These elemental things obviously went beyond the ken of Archimedes’ overarching genius. It was only 1,750 years later, in fact, that the Polish astronomer Nicolaus Copernicus was to make the startling, heretical thesis that Earth was not the center of the universe but simply one of the planets that orbited the bigger, stationary sun. But on this even Copernicus, who began the scientific reawakening that came to be known as the Copernican Revolution, was only partly right. The sun, it turned out centuries later, was not stationary in the heavens at all. It was rotating on its own axis in a perpetually moving spiral arm of the galaxy that we now call the Milky Way.

All of these facts about our world are now well-established certainties. Despite this accumulated knowledge, however, mankind still acts more primitively and more irrationally than its ancestors before the time of Archimedes. Humanity is still as mired as ever in superstition and religious fundamentalism. Organized religion, superstition, and nationhood have no doubt been great civilizing forces, instilling fear, awe, faith, and patriotism in man, and marshaling both the motive and creative energies for such architectural marvels as the Stonehenge in England, the Great Pyramids of Egypt, the stately cathedrals in Europe, the great mosques in the Middle East and in Asia, the Borobodur temples in Cambodia, and the huge statues of Buddha in Afghanistan. Yet these very same forces— organized religion, superstition, and nationhood—are now methodically destroying not only human lives by the thousands but even the physical, social, and cultural legacies humanity had accumulated in the interim.

Intolerance on the religious, political, or ideological plane has always plagued mankind through the centuries, of course, both long before and long after the time of Archimedes. It brought about so many of the horrible depredations on either side of the major religious or geopolitical divides, from the time of the Crusades—those armed Christian expeditions to the Holy Lands and Constantinople in the 11th century—to the destruction of the twin towers of the World Trade Center in New York in 2001. But more deeply disturbing is the fact that this intolerance and bloodshed have persisted even with the civilizing influence of the Age of Reason and Scientific Enlightenment. Today, people in many parts of the world are still murderously lunging at each other’s throats, intolerant of one another’s religious beliefs, disdainful of one another’s politics and ideology, and covetous of one another’s personal or national possessions. Humanity obviously has not learned its lessons well.

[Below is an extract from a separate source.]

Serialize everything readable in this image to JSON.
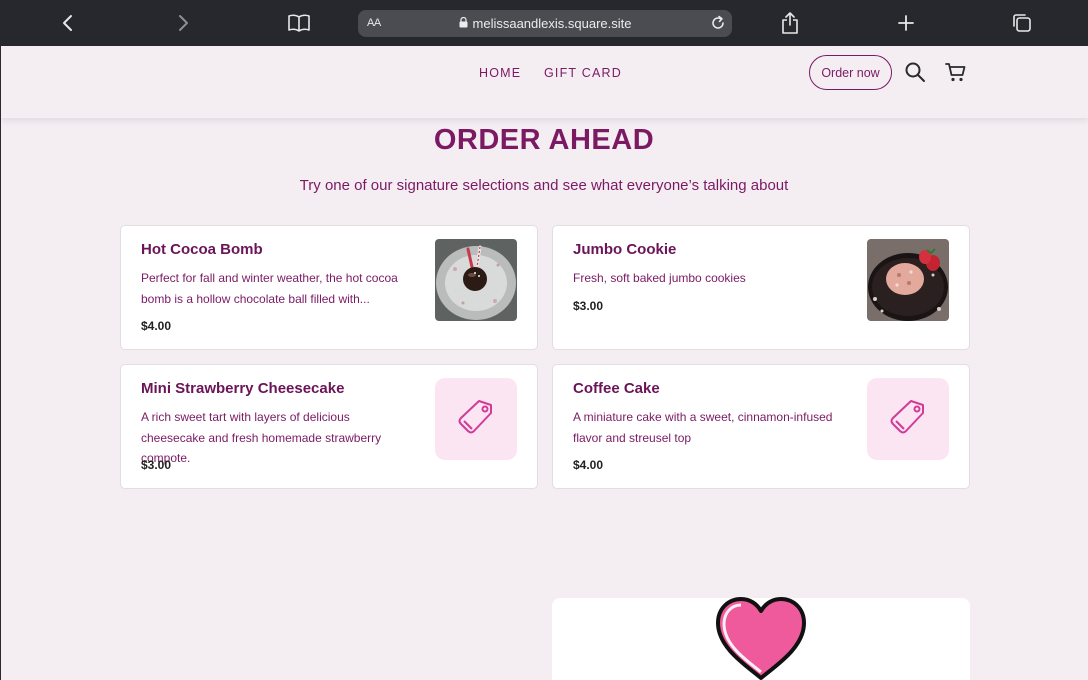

Thus, the great flowering of scientific knowledge and rational thinking that began with Archimedes and pursued with vigor by such great scientific minds as Copernicus, Galileo Galilee, Isaac Newton, and Albert Einstein—not to mention Charles Darwin—seems not to have really amounted to much. Our mindsets and dispositions as a species have remained largely primitive—there are disturbing signs, in fact, that we have deteriorated as social and reasoning animals, perhaps irreversibly. It is therefore not at all surprising that today, on a shocking improvement on Archimedes’ claim that he could lift the world with a lever, people by the thousands could think and claim that they could move the world simply on pure belief—no lever, no fulcrum, no hands or physical effort even—just belief and absolutely nothing else.

This essay first appeared in the weekly “English Plain and Simple” column of Jose A. Carillo in The Manila Times in the early 2000s and later formed part of his book Give Your English the Winning Edge © 2009 by the Manila Times Publishing Corp. All rights reserved.

“The Starry Messenger,” January 19, 2013 editorial of The New York Times
“Pakistan horror: When the war comes to schools,” December 16, 2014 news dispatch in